A moral that doesn't match the story isn't necessarily a bad moral, and a story with a mismatched moral isn't necessarily a bad story, I just feel like someone is trying to cheat me when I encounter the combination. Also, the air gets cooler the closer you get to the sun until well after the altitude at which Icarus would have asphyxiated.

10 comments:

Anonymous said...

Thanks for the xkcd tip!

D.B. said...

Only if Icarus was normally aspirated. Does the story say anything about Daedalus charging oxygen bottles before the light? Sounds like a secondary accident cause.

hawk205 said...

What a great Post.
While I would hate to be your English instructor, I would love to attend you discussion sessions! You are the ultimate polymath.

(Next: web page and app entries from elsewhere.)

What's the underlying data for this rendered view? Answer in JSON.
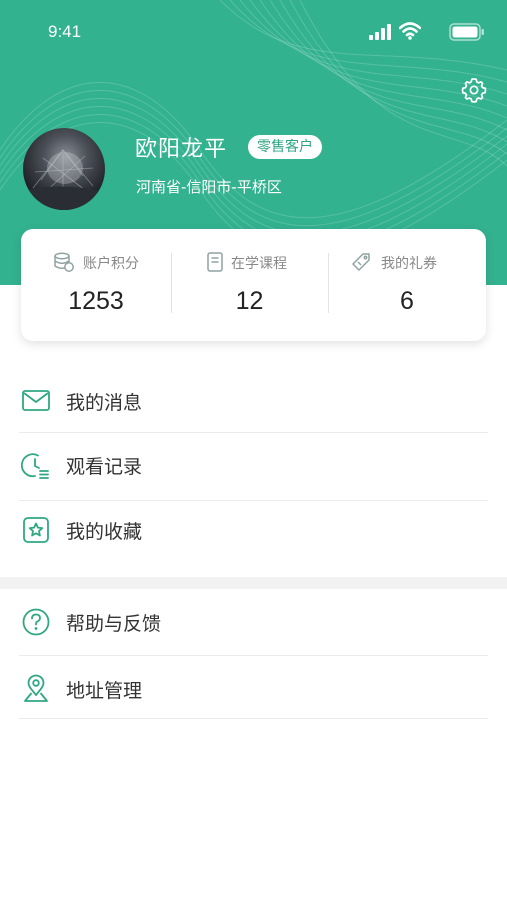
{
  "status_bar": {
    "time": "9:41"
  },
  "profile": {
    "name": "欧阳龙平",
    "badge": "零售客户",
    "address": "河南省-信阳市-平桥区"
  },
  "stats": [
    {
      "label": "账户积分",
      "value": "1253",
      "icon": "coins-icon"
    },
    {
      "label": "在学课程",
      "value": "12",
      "icon": "course-book-icon"
    },
    {
      "label": "我的礼券",
      "value": "6",
      "icon": "coupon-icon"
    }
  ],
  "menu_group_1": [
    {
      "label": "我的消息",
      "icon": "envelope-icon"
    },
    {
      "label": "观看记录",
      "icon": "history-clock-icon"
    },
    {
      "label": "我的收藏",
      "icon": "star-icon"
    }
  ],
  "menu_group_2": [
    {
      "label": "帮助与反馈",
      "icon": "help-icon"
    },
    {
      "label": "地址管理",
      "icon": "location-pin-icon"
    }
  ],
  "colors": {
    "brand": "#33b28f",
    "icon_accent": "#2fa882"
  }
}
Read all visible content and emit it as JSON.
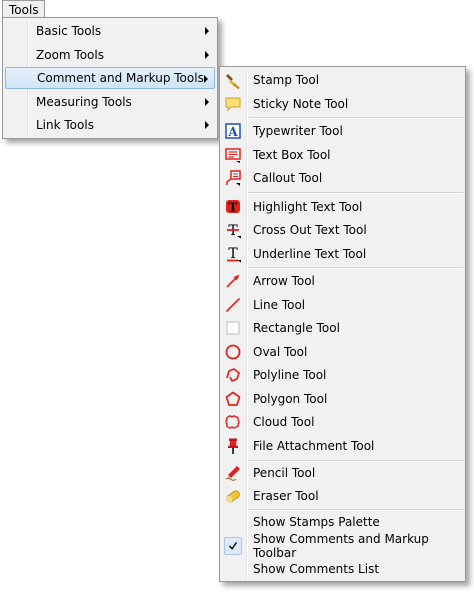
{
  "menubar": {
    "tools_label": "Tools"
  },
  "tools_menu": {
    "items": [
      {
        "label": "Basic Tools"
      },
      {
        "label": "Zoom Tools"
      },
      {
        "label": "Comment and Markup Tools"
      },
      {
        "label": "Measuring Tools"
      },
      {
        "label": "Link Tools"
      }
    ]
  },
  "comment_menu": {
    "items": [
      {
        "label": "Stamp Tool",
        "icon": "stamp-icon"
      },
      {
        "label": "Sticky Note Tool",
        "icon": "sticky-note-icon"
      },
      {
        "label": "Typewriter Tool",
        "icon": "typewriter-icon"
      },
      {
        "label": "Text Box Tool",
        "icon": "text-box-icon"
      },
      {
        "label": "Callout Tool",
        "icon": "callout-icon"
      },
      {
        "label": "Highlight Text Tool",
        "icon": "highlight-text-icon"
      },
      {
        "label": "Cross Out Text Tool",
        "icon": "cross-out-text-icon"
      },
      {
        "label": "Underline Text Tool",
        "icon": "underline-text-icon"
      },
      {
        "label": "Arrow Tool",
        "icon": "arrow-icon"
      },
      {
        "label": "Line Tool",
        "icon": "line-icon"
      },
      {
        "label": "Rectangle Tool",
        "icon": "rectangle-icon"
      },
      {
        "label": "Oval Tool",
        "icon": "oval-icon"
      },
      {
        "label": "Polyline Tool",
        "icon": "polyline-icon"
      },
      {
        "label": "Polygon Tool",
        "icon": "polygon-icon"
      },
      {
        "label": "Cloud Tool",
        "icon": "cloud-icon"
      },
      {
        "label": "File Attachment Tool",
        "icon": "pushpin-icon"
      },
      {
        "label": "Pencil Tool",
        "icon": "pencil-icon"
      },
      {
        "label": "Eraser Tool",
        "icon": "eraser-icon"
      },
      {
        "label": "Show Stamps Palette"
      },
      {
        "label": "Show Comments and Markup Toolbar",
        "checked": true,
        "icon": "checkmark-icon"
      },
      {
        "label": "Show Comments List"
      }
    ]
  },
  "colors": {
    "highlight": "#cfe4f7",
    "menu_bg": "#f1f1f1",
    "icon_red": "#e0211c",
    "icon_blue": "#1f4fb8"
  }
}
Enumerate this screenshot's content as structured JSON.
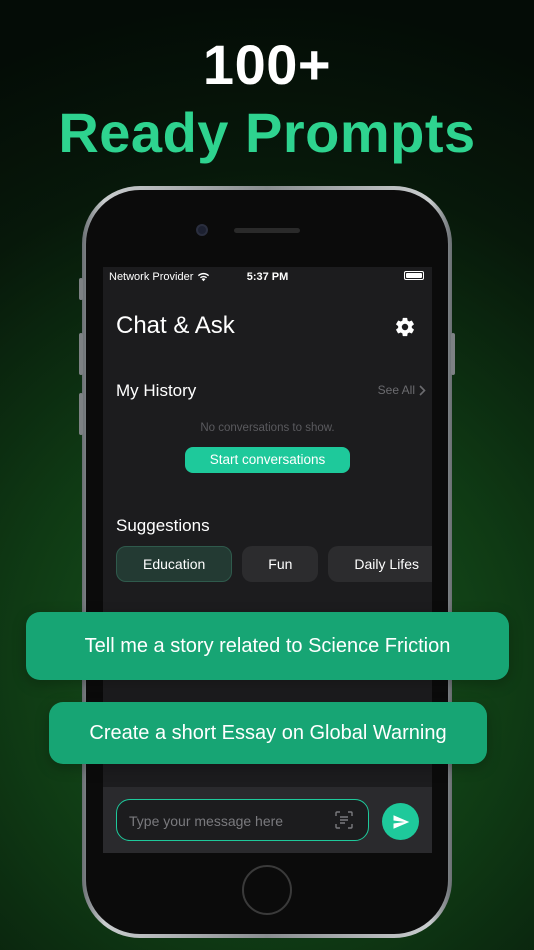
{
  "headline": {
    "line1": "100+",
    "line2": "Ready Prompts"
  },
  "status_bar": {
    "carrier": "Network Provider",
    "time": "5:37 PM"
  },
  "app": {
    "title": "Chat & Ask"
  },
  "history": {
    "title": "My History",
    "see_all": "See All",
    "empty_text": "No conversations to show.",
    "start_button": "Start conversations"
  },
  "suggestions": {
    "title": "Suggestions",
    "chips": [
      "Education",
      "Fun",
      "Daily Lifes"
    ]
  },
  "prompt_cards": [
    "Tell me a story related to Science Friction",
    "Create a short Essay on Global Warning"
  ],
  "input": {
    "placeholder": "Type your message here"
  },
  "colors": {
    "accent": "#1ec99b",
    "headline_green": "#2ed38f",
    "card_green": "#17a574",
    "screen_bg": "#1c1c1e"
  },
  "icons": [
    "wifi-icon",
    "battery-icon",
    "gear-icon",
    "chevron-right-icon",
    "scan-icon",
    "send-icon"
  ]
}
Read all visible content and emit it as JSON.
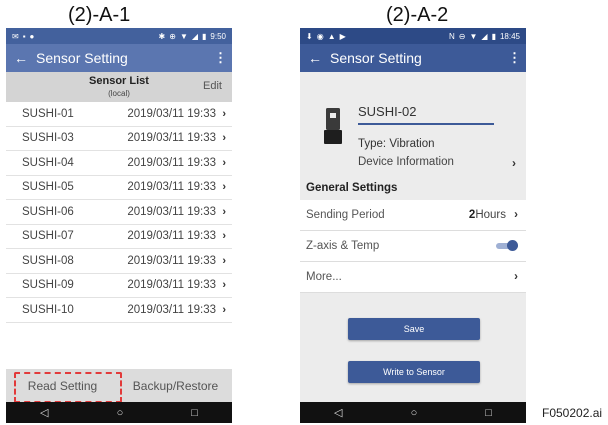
{
  "figure": {
    "caption_left": "(2)-A-1",
    "caption_right": "(2)-A-2",
    "label": "F050202.ai"
  },
  "colors": {
    "appbar_left": "#5b76b0",
    "appbar_right": "#3d5a98",
    "highlight": "#e23a3a"
  },
  "phone1": {
    "status": {
      "time": "9:50"
    },
    "appbar": {
      "title": "Sensor Setting"
    },
    "list_header": {
      "title": "Sensor List",
      "subtitle": "(local)",
      "edit": "Edit"
    },
    "rows": [
      {
        "name": "SUSHI-01",
        "date": "2019/03/11  19:33"
      },
      {
        "name": "SUSHI-03",
        "date": "2019/03/11  19:33"
      },
      {
        "name": "SUSHI-04",
        "date": "2019/03/11  19:33"
      },
      {
        "name": "SUSHI-05",
        "date": "2019/03/11  19:33"
      },
      {
        "name": "SUSHI-06",
        "date": "2019/03/11  19:33"
      },
      {
        "name": "SUSHI-07",
        "date": "2019/03/11  19:33"
      },
      {
        "name": "SUSHI-08",
        "date": "2019/03/11  19:33"
      },
      {
        "name": "SUSHI-09",
        "date": "2019/03/11  19:33"
      },
      {
        "name": "SUSHI-10",
        "date": "2019/03/11  19:33"
      }
    ],
    "bottom": {
      "read": "Read Setting",
      "backup": "Backup/Restore"
    }
  },
  "phone2": {
    "status": {
      "time": "18:45"
    },
    "appbar": {
      "title": "Sensor Setting"
    },
    "device": {
      "name": "SUSHI-02",
      "type": "Type: Vibration",
      "info": "Device Information"
    },
    "general": {
      "title": "General Settings",
      "sending_label": "Sending Period",
      "sending_num": "2",
      "sending_unit": "Hours",
      "zaxis_label": "Z-axis & Temp",
      "zaxis_on": true,
      "more_label": "More..."
    },
    "buttons": {
      "save": "Save",
      "write": "Write to Sensor"
    }
  }
}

PPL Driver said...

I read the accident reports about once a month. It sort of hammers home how situations can get out of hand or how small oversights compound into larger problems. I know the gist of the post was something else, but it all ties together quite nicely.

Angus Gordon said...

With no wax-wing experience to go by, who knows what sort of TAS Icarus was capable of at altitude. Perhaps RAT was his real nemesis...

Carmi said...

Just to be clear, Romeo and Juliet is exactly a story of how teens take their infatuations completely out of proportion. It is only the modern (20th century and later) reading that turned it into a "perfect, innocent love story".

The Icarus story should really be re-told with modern aviation. Perhaps Daedalus rigs up a home-made ultralight, and warns Icarus of its problems in icing conditions at relatively high altitude, or in cloud or something.

A Squared said...

Not sure I buy the claims about maneuvering in Mars' atmosphere. Seems like the forces required to rotate a plane in flight would have to exist in the same proportion as to forces required to accelerate it perpendicular to it's velocity vector regardless of atmosphere of airspeed. Both would be linear functions of the atmospheric density and second order function of the "air"-speed.

Sarah said...

Why not, A^2? Seems to me you buy the high TAS necessary to keep an aircraft aloft in the thin Martian atmosphere. Turn radius is r = v^2 / g (tan bank ang) so you can see why a high airspeed and "second order function" a/k/a V-squared leads to.... supersonic airliner handling.

A Squared said...

@ Sarah,

Yes, I would expect the turn radius to be large. That ain't what the article claims. It claims: "if you turn, your plane rotates, but keeps moving in the original direction."

That's a whole lot different than having a large turn radius.

You recall that what causes an airplane's path to turn is the horizontal component of lift, right? So, how can whatever combination of density and airspeed produce sufficient lift to support the airplane, but fail to produce sufficient lift to *turn* the airplane?

Sarah said...

A^2 --- Oh, right. Then we agree. The "plane rotates but keeps moving in the original direction" says more about Randall Munroe's phrasing than anything about X-plane.

I have a copy of X-plane played briefly on Mars. It was pretty boring - yes, very slow to turn, and impossible to land, with a ridiculously high landing speed. I think it shows 'normal' airplane handling ( in the supersonic oceanliner mode ) in a Martian atmosphere.

If you somehow "rotated the plane" in an attempt to turn it faster, I suspect it would stall &/or break up with aerodynamic overload.